*** Opening EXERCISE MATERIALS ***

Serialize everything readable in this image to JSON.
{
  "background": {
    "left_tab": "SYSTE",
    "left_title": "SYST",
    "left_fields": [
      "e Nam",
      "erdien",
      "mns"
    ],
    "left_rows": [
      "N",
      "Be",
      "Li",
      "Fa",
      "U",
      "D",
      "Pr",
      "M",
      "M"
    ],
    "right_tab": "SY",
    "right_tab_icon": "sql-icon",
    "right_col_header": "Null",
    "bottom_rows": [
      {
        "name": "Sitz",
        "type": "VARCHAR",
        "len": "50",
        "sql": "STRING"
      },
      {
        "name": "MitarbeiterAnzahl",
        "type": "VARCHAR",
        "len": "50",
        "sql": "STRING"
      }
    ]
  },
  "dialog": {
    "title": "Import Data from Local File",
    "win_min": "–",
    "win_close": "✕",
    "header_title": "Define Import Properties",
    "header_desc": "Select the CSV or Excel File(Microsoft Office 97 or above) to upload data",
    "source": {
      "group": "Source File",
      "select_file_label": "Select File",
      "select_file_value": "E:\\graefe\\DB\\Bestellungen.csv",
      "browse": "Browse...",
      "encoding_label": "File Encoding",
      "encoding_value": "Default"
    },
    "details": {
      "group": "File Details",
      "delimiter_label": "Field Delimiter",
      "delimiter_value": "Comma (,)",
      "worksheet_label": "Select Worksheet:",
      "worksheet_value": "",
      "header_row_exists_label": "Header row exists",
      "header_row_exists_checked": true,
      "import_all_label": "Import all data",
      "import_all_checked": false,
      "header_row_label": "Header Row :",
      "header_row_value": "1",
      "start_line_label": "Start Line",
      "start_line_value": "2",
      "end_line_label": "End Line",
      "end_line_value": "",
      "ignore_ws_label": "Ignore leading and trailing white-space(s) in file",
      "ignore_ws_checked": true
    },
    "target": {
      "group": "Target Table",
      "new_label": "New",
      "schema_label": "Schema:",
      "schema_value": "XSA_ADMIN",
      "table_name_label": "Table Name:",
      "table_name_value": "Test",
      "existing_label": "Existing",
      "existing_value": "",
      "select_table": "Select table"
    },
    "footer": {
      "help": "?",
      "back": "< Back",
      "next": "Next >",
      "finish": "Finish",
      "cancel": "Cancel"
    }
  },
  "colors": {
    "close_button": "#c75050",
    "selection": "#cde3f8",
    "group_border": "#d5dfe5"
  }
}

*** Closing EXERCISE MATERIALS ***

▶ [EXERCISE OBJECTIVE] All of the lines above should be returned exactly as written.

▶ [ANSWER BOX]
Serialize everything readable in this image to JSON.
{
  "background": {
    "left_tab": "SYSTE",
    "left_title": "SYST",
    "left_fields": [
      "e Nam",
      "erdien",
      "mns"
    ],
    "left_rows": [
      "N",
      "Be",
      "Li",
      "Fa",
      "U",
      "D",
      "Pr",
      "M",
      "M"
    ],
    "right_tab": "SY",
    "right_tab_icon": "sql-icon",
    "right_col_header": "Null",
    "bottom_rows": [
      {
        "name": "Sitz",
        "type": "VARCHAR",
        "len": "50",
        "sql": "STRING"
      },
      {
        "name": "MitarbeiterAnzahl",
        "type": "VARCHAR",
        "len": "50",
        "sql": "STRING"
      }
    ]
  },
  "dialog": {
    "title": "Import Data from Local File",
    "win_min": "–",
    "win_close": "✕",
    "header_title": "Define Import Properties",
    "header_desc": "Select the CSV or Excel File(Microsoft Office 97 or above) to upload data",
    "source": {
      "group": "Source File",
      "select_file_label": "Select File",
      "select_file_value": "E:\\graefe\\DB\\Bestellungen.csv",
      "browse": "Browse...",
      "encoding_label": "File Encoding",
      "encoding_value": "Default"
    },
    "details": {
      "group": "File Details",
      "delimiter_label": "Field Delimiter",
      "delimiter_value": "Comma (,)",
      "worksheet_label": "Select Worksheet:",
      "worksheet_value": "",
      "header_row_exists_label": "Header row exists",
      "header_row_exists_checked": true,
      "import_all_label": "Import all data",
      "import_all_checked": false,
      "header_row_label": "Header Row :",
      "header_row_value": "1",
      "start_line_label": "Start Line",
      "start_line_value": "2",
      "end_line_label": "End Line",
      "end_line_value": "",
      "ignore_ws_label": "Ignore leading and trailing white-space(s) in file",
      "ignore_ws_checked": true
    },
    "target": {
      "group": "Target Table",
      "new_label": "New",
      "schema_label": "Schema:",
      "schema_value": "XSA_ADMIN",
      "table_name_label": "Table Name:",
      "table_name_value": "Test",
      "existing_label": "Existing",
      "existing_value": "",
      "select_table": "Select table"
    },
    "footer": {
      "help": "?",
      "back": "< Back",
      "next": "Next >",
      "finish": "Finish",
      "cancel": "Cancel"
    }
  },
  "colors": {
    "close_button": "#c75050",
    "selection": "#cde3f8",
    "group_border": "#d5dfe5"
  }
}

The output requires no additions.